"There are too many soldiers to feed," said Jiro Ishimaru, a Japanese documentary-maker with sources inside North Korea. "And corruption is rife, so that by the time senior military officers have taken their share of food provisions to sell for profit on the private market, there is next to nothing left for ordinary soldiers."
Meanwhile, scarce resources are being diverted to their missile and nuclear programmes. While Kim Jong-Un's missile programme projects an image of strength on the world stage, at home, millions of ordinary people are going hungry.
"In an ordinary country there would be riots over the food shortages," said Ishimaru, "but not in North Korea."
The UN Food and Agriculture Organisation estimated North Korea's early-season crop production was down almost a third from the same period last year. In the wake of the drought, the UN has approved $6.3m in aid, hoping to prevent a repeat of the appalling famine of the mid-1990s which killed as many as one million North Koreans.
At the same time, new UN sanctions, including a ban on seafood exports and iron ore production, will slash North Korea's $3bn annual export revenue by a third.

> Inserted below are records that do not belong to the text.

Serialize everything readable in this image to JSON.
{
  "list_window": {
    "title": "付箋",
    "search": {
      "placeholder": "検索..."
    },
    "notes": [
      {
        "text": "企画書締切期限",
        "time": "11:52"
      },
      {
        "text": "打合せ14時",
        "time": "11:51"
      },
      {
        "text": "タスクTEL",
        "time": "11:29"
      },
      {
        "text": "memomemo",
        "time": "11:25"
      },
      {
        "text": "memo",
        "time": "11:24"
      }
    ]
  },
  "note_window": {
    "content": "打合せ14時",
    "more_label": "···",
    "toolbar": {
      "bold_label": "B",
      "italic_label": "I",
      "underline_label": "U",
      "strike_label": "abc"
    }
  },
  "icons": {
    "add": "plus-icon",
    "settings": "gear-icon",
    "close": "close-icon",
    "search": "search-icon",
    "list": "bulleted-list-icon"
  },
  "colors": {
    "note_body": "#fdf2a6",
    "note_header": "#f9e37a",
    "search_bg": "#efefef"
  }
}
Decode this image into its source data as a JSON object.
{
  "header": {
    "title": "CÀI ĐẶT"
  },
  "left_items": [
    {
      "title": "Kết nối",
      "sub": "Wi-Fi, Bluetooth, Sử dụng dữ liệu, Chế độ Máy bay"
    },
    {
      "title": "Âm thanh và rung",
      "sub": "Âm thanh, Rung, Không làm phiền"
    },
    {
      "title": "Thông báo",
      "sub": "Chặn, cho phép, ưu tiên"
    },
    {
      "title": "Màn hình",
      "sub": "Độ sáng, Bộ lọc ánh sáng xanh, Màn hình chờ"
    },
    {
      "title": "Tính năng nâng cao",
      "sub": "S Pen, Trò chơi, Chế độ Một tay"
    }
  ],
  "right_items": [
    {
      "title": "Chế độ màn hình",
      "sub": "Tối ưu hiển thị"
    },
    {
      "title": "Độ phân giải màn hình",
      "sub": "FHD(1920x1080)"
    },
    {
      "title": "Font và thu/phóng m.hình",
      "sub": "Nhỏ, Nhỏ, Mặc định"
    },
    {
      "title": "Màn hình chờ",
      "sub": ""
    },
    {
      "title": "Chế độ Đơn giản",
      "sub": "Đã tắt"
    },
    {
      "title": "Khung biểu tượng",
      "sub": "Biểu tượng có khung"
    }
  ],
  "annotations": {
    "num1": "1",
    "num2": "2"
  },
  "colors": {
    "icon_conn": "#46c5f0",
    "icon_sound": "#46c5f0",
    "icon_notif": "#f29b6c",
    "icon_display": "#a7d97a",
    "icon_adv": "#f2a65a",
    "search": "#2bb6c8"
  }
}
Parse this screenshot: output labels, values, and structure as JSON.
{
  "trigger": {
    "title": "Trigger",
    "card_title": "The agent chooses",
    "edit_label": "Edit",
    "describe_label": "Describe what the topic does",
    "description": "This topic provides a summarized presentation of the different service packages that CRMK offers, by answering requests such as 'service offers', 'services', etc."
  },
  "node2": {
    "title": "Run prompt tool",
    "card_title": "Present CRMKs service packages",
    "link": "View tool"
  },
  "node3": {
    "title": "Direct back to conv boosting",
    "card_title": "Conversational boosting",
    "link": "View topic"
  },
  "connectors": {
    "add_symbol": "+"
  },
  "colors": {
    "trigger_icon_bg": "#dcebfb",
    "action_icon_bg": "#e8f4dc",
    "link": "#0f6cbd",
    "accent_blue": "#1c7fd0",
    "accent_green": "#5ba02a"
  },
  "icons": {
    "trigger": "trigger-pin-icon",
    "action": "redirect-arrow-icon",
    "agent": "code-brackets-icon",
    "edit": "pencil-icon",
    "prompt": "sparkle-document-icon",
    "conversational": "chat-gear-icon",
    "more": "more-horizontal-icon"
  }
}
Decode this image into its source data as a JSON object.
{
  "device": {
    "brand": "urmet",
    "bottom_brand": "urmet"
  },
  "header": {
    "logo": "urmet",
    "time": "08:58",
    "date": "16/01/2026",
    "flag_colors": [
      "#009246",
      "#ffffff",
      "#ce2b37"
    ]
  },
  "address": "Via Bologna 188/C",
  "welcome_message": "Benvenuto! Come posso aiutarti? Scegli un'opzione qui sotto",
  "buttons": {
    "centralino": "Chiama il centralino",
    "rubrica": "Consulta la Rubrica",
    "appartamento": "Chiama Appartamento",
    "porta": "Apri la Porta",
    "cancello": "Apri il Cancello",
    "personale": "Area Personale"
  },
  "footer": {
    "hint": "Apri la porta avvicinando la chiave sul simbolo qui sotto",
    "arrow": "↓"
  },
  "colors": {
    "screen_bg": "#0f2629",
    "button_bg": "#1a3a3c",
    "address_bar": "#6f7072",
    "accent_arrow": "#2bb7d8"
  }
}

It all adds up to yet more misery for North Korea's beleaguered population.
North Korea is number 1 on the Open Doors World Watch List, a position it has held since 2002. As bad as conditions are for the general populace, Christians and other 'suspicious' groups face even worse penalties from the regime. Open Doors estimates that there are some 300,000 Christians in North Korea, of whom some 50,000 to 70,000 are imprisoned in labour camps.
- For change within the governing regime, and for the influence of other world powers
- For God's protection for secret Christians and for courage and endurance for those in labour camps
- That UN aid would reach the people who need it most and that North Korea would open up more to outside help.
More News from North Korea:
- 'Never before have I seen so many North Koreans come to faith'
- Released Canadian Christian describes 'harsh' conditions
- Korean Peninsula a 'powder keg that needs true peace' warns Korean Archbishop
- Canadian church leader freed on health grounds
- Otto Warmbier dies after detention in North Korea
Find out more about persecution in North Korea.